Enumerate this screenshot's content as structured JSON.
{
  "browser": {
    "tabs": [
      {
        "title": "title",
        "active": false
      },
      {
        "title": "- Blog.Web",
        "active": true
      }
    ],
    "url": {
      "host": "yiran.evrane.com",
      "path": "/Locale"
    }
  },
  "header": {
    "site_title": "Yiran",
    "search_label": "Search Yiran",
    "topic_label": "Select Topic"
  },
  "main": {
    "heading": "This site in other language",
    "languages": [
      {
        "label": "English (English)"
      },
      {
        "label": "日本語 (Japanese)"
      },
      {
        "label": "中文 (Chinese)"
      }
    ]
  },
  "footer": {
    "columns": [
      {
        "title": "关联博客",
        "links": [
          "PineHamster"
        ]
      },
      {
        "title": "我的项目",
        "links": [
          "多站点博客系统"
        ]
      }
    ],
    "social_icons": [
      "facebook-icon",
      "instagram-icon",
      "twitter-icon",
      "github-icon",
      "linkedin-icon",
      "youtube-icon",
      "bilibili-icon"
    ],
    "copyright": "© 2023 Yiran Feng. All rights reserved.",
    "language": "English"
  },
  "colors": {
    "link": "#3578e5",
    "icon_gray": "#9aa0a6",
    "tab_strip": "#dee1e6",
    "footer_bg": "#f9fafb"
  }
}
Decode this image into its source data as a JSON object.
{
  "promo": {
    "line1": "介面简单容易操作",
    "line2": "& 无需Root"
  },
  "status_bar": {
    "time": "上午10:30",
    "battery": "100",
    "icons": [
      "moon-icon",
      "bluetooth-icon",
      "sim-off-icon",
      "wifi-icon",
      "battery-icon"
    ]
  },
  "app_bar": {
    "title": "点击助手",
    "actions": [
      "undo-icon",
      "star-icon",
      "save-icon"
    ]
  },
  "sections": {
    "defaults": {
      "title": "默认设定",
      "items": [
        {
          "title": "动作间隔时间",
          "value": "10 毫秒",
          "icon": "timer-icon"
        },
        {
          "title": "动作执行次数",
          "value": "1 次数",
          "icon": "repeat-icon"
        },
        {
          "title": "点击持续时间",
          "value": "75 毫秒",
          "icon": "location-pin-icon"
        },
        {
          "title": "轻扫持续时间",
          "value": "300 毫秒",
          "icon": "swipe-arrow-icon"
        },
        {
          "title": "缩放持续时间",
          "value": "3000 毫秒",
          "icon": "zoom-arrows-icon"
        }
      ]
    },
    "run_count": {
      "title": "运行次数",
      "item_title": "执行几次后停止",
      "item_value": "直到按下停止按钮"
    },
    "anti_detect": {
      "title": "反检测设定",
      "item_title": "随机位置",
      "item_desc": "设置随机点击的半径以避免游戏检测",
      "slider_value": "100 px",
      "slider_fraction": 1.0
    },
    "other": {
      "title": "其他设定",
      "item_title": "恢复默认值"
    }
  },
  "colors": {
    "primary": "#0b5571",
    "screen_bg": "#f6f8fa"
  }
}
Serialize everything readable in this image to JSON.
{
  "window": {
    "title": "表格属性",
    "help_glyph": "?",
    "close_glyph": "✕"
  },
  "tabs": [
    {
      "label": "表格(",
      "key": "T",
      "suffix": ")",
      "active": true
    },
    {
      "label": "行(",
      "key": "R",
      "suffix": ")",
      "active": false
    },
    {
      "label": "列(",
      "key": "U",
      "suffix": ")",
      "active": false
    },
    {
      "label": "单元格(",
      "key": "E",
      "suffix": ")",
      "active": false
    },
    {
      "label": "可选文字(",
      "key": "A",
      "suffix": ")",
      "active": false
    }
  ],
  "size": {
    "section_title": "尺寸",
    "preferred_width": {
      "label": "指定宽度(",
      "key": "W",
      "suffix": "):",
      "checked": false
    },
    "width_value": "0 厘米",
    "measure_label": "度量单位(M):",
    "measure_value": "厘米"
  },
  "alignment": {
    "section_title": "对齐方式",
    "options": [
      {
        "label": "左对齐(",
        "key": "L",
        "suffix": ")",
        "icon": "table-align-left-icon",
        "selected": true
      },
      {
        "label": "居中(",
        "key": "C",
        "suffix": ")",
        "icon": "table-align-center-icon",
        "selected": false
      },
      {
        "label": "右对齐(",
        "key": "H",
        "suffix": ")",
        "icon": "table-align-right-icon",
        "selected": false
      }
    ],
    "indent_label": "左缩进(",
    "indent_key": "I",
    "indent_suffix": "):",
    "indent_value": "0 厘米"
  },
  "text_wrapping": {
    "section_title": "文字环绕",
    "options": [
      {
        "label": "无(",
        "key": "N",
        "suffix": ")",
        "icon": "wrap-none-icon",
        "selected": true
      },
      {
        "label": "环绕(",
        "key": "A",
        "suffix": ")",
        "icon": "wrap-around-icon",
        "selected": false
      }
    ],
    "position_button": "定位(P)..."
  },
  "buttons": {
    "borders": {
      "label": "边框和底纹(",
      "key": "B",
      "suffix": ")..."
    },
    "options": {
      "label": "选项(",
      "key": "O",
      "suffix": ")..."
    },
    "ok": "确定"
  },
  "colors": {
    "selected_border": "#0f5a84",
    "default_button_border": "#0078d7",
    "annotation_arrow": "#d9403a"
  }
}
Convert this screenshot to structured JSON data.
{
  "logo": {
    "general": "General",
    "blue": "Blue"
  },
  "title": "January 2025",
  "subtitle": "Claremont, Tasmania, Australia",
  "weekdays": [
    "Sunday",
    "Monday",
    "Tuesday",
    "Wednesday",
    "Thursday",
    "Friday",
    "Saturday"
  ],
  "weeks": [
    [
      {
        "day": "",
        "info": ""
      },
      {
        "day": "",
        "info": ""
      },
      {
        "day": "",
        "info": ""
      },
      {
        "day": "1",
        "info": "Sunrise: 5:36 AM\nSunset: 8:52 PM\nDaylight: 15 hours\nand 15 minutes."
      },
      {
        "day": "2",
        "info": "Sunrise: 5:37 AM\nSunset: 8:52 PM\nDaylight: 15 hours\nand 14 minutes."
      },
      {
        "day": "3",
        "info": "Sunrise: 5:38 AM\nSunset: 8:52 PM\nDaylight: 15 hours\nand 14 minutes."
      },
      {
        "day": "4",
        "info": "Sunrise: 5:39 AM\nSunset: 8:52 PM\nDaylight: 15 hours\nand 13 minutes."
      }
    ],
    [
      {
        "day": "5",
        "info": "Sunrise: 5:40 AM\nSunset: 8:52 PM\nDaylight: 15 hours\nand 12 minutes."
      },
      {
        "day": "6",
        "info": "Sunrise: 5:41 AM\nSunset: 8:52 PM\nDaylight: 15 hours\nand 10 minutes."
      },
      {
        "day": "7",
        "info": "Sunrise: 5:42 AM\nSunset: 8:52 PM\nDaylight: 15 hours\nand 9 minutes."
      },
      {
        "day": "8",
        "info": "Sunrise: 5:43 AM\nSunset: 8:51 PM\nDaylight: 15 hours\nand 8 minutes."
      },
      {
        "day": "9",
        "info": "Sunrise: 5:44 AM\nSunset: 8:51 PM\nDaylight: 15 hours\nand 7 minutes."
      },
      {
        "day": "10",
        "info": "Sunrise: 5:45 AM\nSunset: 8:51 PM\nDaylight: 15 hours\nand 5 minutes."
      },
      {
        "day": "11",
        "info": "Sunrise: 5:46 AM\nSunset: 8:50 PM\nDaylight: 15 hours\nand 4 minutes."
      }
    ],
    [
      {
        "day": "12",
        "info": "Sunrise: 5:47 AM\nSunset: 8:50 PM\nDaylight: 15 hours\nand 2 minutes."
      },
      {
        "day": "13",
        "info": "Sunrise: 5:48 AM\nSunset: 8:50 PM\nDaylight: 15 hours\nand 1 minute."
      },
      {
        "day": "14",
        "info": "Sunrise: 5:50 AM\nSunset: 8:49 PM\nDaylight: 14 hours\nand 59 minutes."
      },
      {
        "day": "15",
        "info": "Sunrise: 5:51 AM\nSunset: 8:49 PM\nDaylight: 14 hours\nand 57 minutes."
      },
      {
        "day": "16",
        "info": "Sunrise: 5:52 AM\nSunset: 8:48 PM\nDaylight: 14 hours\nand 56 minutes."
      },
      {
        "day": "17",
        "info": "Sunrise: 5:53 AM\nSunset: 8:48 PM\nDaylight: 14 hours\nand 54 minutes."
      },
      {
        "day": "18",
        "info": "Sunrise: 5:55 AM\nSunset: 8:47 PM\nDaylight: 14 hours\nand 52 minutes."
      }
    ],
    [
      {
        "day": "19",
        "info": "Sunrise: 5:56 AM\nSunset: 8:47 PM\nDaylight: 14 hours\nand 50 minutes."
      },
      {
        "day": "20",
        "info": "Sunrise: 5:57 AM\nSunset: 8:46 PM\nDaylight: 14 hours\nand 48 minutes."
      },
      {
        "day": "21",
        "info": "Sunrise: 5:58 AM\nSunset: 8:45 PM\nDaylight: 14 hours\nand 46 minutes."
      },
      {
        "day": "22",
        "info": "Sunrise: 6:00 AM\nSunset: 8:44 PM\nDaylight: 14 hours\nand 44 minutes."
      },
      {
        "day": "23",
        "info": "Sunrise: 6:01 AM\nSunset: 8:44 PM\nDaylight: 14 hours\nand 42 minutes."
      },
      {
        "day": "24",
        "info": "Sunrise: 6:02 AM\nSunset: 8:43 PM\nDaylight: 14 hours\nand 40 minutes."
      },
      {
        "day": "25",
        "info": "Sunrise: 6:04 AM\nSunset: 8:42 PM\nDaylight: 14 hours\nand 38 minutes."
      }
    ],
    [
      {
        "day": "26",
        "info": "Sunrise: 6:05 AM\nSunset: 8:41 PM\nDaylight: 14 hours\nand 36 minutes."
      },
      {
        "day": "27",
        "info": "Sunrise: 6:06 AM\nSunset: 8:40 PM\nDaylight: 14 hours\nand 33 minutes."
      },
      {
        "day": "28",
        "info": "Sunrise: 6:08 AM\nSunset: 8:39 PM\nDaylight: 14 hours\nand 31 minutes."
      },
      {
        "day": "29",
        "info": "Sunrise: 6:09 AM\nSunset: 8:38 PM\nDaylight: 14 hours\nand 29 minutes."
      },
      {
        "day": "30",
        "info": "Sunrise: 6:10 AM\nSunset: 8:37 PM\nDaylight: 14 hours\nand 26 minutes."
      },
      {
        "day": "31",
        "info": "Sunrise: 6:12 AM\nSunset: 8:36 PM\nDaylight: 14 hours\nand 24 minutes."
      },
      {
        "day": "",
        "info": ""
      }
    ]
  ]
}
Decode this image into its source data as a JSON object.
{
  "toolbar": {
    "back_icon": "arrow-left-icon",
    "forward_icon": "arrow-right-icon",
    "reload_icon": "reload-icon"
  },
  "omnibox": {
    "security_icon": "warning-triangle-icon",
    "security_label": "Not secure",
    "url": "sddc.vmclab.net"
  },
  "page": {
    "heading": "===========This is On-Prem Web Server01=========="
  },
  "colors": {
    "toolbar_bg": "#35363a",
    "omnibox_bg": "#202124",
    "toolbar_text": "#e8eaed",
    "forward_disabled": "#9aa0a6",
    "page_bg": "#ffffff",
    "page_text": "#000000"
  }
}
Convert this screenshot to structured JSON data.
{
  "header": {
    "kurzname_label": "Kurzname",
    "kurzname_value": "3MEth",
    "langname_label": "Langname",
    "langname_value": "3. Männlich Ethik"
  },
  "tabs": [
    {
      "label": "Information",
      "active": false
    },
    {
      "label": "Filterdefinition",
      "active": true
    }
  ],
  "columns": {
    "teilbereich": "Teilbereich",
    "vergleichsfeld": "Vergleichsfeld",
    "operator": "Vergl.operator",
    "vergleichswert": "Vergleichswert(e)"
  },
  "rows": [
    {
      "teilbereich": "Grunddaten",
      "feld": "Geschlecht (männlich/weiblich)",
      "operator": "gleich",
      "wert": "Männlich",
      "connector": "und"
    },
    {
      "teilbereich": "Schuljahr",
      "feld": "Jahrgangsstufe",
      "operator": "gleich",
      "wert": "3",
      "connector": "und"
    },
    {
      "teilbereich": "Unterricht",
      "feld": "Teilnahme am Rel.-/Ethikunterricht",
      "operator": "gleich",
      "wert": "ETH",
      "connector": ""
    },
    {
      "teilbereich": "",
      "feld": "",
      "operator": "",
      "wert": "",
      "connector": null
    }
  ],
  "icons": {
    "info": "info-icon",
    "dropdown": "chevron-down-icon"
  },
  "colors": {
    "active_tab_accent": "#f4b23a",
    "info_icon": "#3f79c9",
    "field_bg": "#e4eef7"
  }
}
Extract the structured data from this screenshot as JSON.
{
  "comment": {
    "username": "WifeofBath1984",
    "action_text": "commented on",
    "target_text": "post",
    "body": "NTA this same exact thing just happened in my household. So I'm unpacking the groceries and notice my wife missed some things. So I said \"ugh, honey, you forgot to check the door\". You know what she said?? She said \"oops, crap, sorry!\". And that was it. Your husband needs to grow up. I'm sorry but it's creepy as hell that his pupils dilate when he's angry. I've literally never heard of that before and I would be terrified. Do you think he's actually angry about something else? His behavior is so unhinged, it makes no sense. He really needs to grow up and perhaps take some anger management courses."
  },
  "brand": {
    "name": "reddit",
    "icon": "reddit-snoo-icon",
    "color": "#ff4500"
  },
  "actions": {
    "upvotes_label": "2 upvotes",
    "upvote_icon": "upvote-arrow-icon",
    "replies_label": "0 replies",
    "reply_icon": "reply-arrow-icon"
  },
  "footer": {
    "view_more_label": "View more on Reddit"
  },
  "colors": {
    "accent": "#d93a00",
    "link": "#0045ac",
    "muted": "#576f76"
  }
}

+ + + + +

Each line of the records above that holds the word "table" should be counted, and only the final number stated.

3